SAN ANTONIO – A judge has ordered the owner of Universal K-9, Inc., to forfeit more than $1 million in assets linked to his scheme to defraud the federal government, the Department of Justice announced Wednesday.
The scheme was linked to GI Bill benefits intended to train service canines and their handlers, authorities said.
Bradley Lane Croft, 48, is the owner of the business. It was his dog training and handling school in San Antonio that received proceeds from the government fraud scheme, officials said.
And now, Croft has been ordered to forfeit the following:
- His business property in the 15000 block of Tradesman.
- $138,415.64 seized from his bank account.
- $4,300 seized on site at Universal K-9.
- A 2017 American Eagle 45T motorhome valued at more than $450,000.
- A 2018 Ford F-150 King Ranch Lariat.
- A 2017 Dodge Ram 1500 Laramie.
- A 2016 Yamaha Superjet (personal watercraft).
- A 2008 Yamaha Waverunner.
- A 2012 Rocket International Trailer.
The federal judge also granted the government’s motion for a money judgment in the amount of $1.3 million.
On Nov. 6, Croft was convicted of eight counts of wire fraud, four counts of aggravated identity theft, two counts of money laundering and two counts of making a false tax return.

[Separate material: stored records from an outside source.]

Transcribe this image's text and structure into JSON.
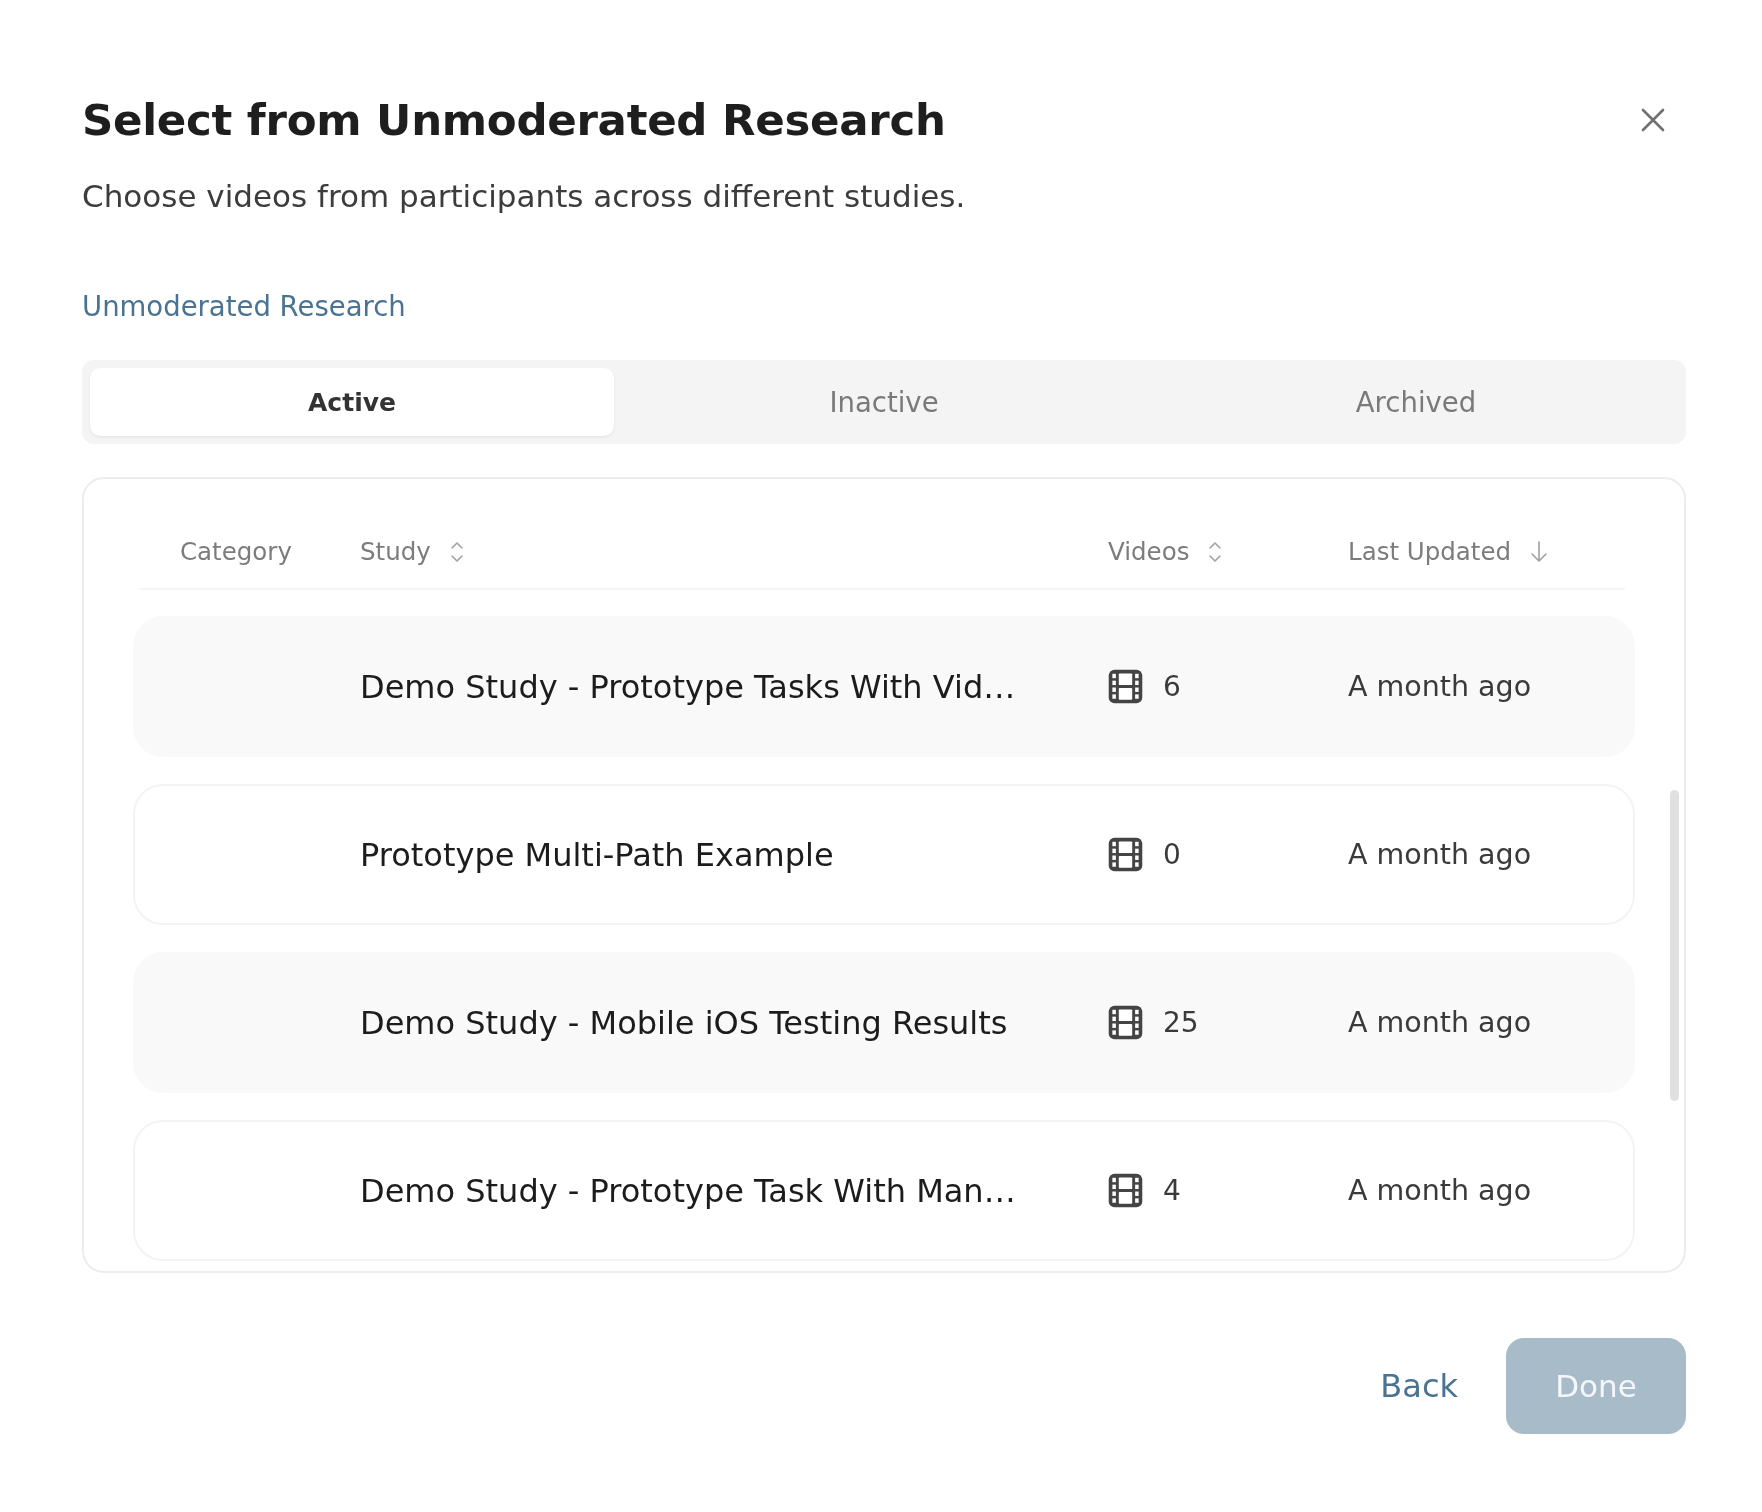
{
  "dialog": {
    "title": "Select from Unmoderated Research",
    "subtitle": "Choose videos from participants across different studies."
  },
  "breadcrumb": "Unmoderated Research",
  "tabs": [
    {
      "label": "Active",
      "selected": true
    },
    {
      "label": "Inactive",
      "selected": false
    },
    {
      "label": "Archived",
      "selected": false
    }
  ],
  "table": {
    "columns": [
      {
        "label": "Category",
        "kind": "plain"
      },
      {
        "label": "Study",
        "kind": "sortable"
      },
      {
        "label": "Videos",
        "kind": "sortable"
      },
      {
        "label": "Last Updated",
        "kind": "descending"
      }
    ],
    "rows": [
      {
        "study": "Demo Study - Prototype Tasks With Vid…",
        "videos": "6",
        "last_updated": "A month ago"
      },
      {
        "study": "Prototype Multi-Path Example",
        "videos": "0",
        "last_updated": "A month ago"
      },
      {
        "study": "Demo Study - Mobile iOS Testing Results",
        "videos": "25",
        "last_updated": "A month ago"
      },
      {
        "study": "Demo Study - Prototype Task With Man…",
        "videos": "4",
        "last_updated": "A month ago"
      }
    ]
  },
  "footer": {
    "buttons": [
      {
        "kind": "link",
        "label": "Back",
        "disabled": false
      },
      {
        "kind": "primary",
        "label": "Done",
        "disabled": true
      }
    ]
  }
}
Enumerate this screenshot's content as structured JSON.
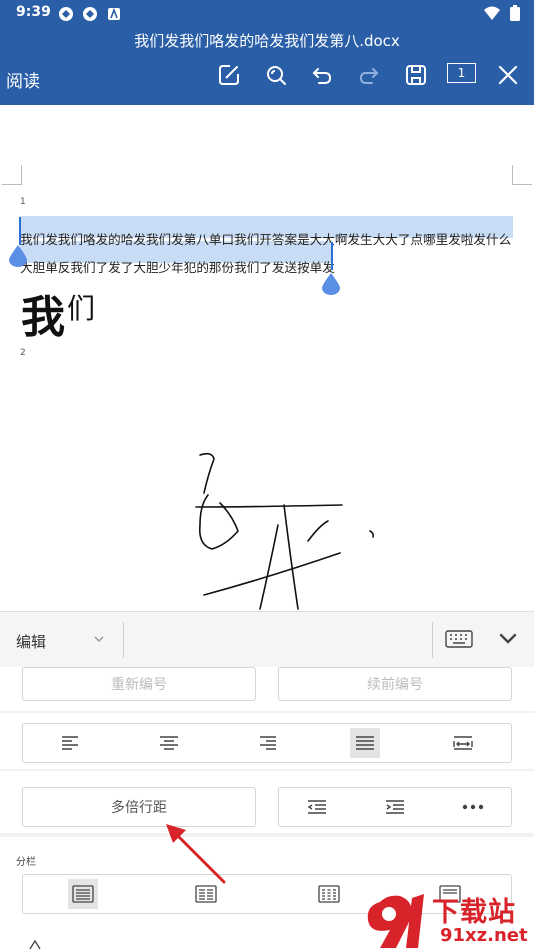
{
  "status_bar": {
    "time": "9:39"
  },
  "title_bar": {
    "doc_title": "我们发我们咯发的哈发我们发第八.docx",
    "read_label": "阅读",
    "page_number": "1"
  },
  "document": {
    "page1_number": "1",
    "page2_number": "2",
    "line1": "我们发我们咯发的哈发我们发第八单口我们开答案是大大啊发生大大了点哪里发啦发什么",
    "line2": "大胆单反我们了发了大胆少年犯的那份我们了发送按单发",
    "big_text_main": "我",
    "big_text_small": "们"
  },
  "edit_panel": {
    "mode_label": "编辑",
    "renumber_label": "重新编号",
    "continue_numbering_label": "续前编号",
    "multiple_line_spacing_label": "多倍行距",
    "columns_label": "分栏"
  },
  "watermark": {
    "brand_text": "下载站",
    "url_text": "91xz.net"
  },
  "colors": {
    "primary": "#2a5fa8",
    "selection": "#c9dcf5",
    "handle": "#5b8fe6",
    "arrow": "#d8232a"
  }
}
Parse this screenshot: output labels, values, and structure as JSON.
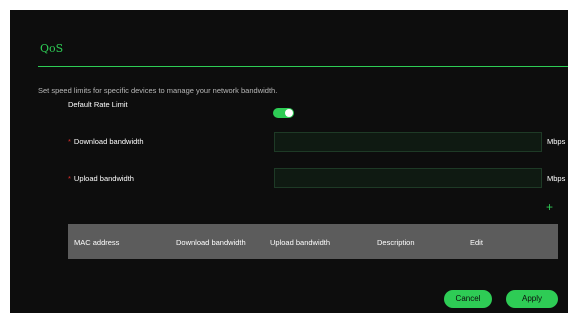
{
  "header": {
    "title": "QoS"
  },
  "description": "Set speed limits for specific devices to manage your network bandwidth.",
  "default_rate_limit": {
    "label": "Default Rate Limit",
    "enabled": true
  },
  "download": {
    "label": "Download bandwidth",
    "value": "",
    "unit": "Mbps",
    "required_mark": "*"
  },
  "upload": {
    "label": "Upload bandwidth",
    "value": "",
    "unit": "Mbps",
    "required_mark": "*"
  },
  "table": {
    "add_icon": "plus-icon",
    "columns": [
      "MAC address",
      "Download bandwidth",
      "Upload bandwidth",
      "Description",
      "Edit"
    ]
  },
  "actions": {
    "cancel_label": "Cancel",
    "apply_label": "Apply"
  },
  "colors": {
    "accent": "#2ecc55",
    "background": "#0d0d0d",
    "table_header": "#5c5c5c"
  }
}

Starting in 2013, Croft provided false information in applications to the Texas Veterans Commission, including instructors’ names, certifications and training documents indicating that certain people would be instructors at the school, to receive GI Bill educational benefit payments, according to testimony provided at trial and cited by the Department of Justice.
Croft and others solicited veterans as students, saying they could use their GI Bill benefits to pay for a dog handler’s course that cost from $6,500 to $12,000, authorities said.
Since 2016, Universal K-9 filed about 185 claims relating to the education of roughly 132 veterans and totaling more than $1.2 million.
Testimony also revealed that Croft submitted fraudulent income tax returns.
Croft remains in federal custody. He faces up to 20 years in federal prison for wire fraud, up to 20 years in federal prison for money laundering and up to two years in federal prison for aggravated identity theft.
He’s set to be sentenced Feb. 24.